* _What this task involves_: Reproduce the records. Keep every word exact and include no images.

* _Records shown_:
..............................

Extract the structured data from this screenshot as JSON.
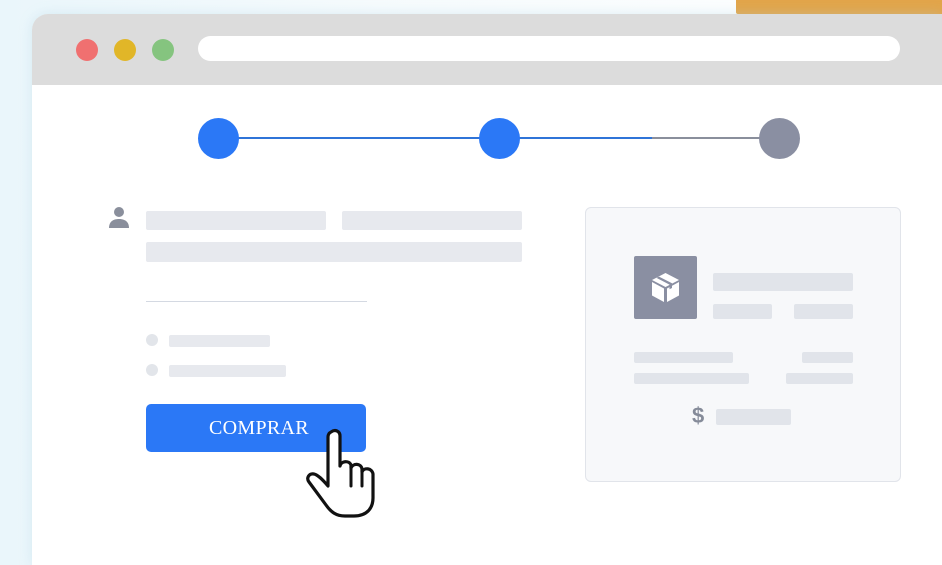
{
  "checkout": {
    "buy_button_label": "COMPRAR"
  },
  "stepper": {
    "total_steps": 3,
    "completed_steps": 2
  },
  "summary": {
    "currency_symbol": "$"
  },
  "icons": {
    "user": "user-icon",
    "product": "package-box-icon",
    "cursor": "hand-pointer-icon"
  },
  "colors": {
    "accent": "#2b78f6",
    "inactive_step": "#8a8fa2",
    "placeholder": "#e7e9ee",
    "corner_accent": "#e2a54a"
  }
}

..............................

* _Exercise result_:
Extract the structured data from this screenshot as JSON.
{
  "checkout": {
    "buy_button_label": "COMPRAR"
  },
  "stepper": {
    "total_steps": 3,
    "completed_steps": 2
  },
  "summary": {
    "currency_symbol": "$"
  },
  "icons": {
    "user": "user-icon",
    "product": "package-box-icon",
    "cursor": "hand-pointer-icon"
  },
  "colors": {
    "accent": "#2b78f6",
    "inactive_step": "#8a8fa2",
    "placeholder": "#e7e9ee",
    "corner_accent": "#e2a54a"
  }
}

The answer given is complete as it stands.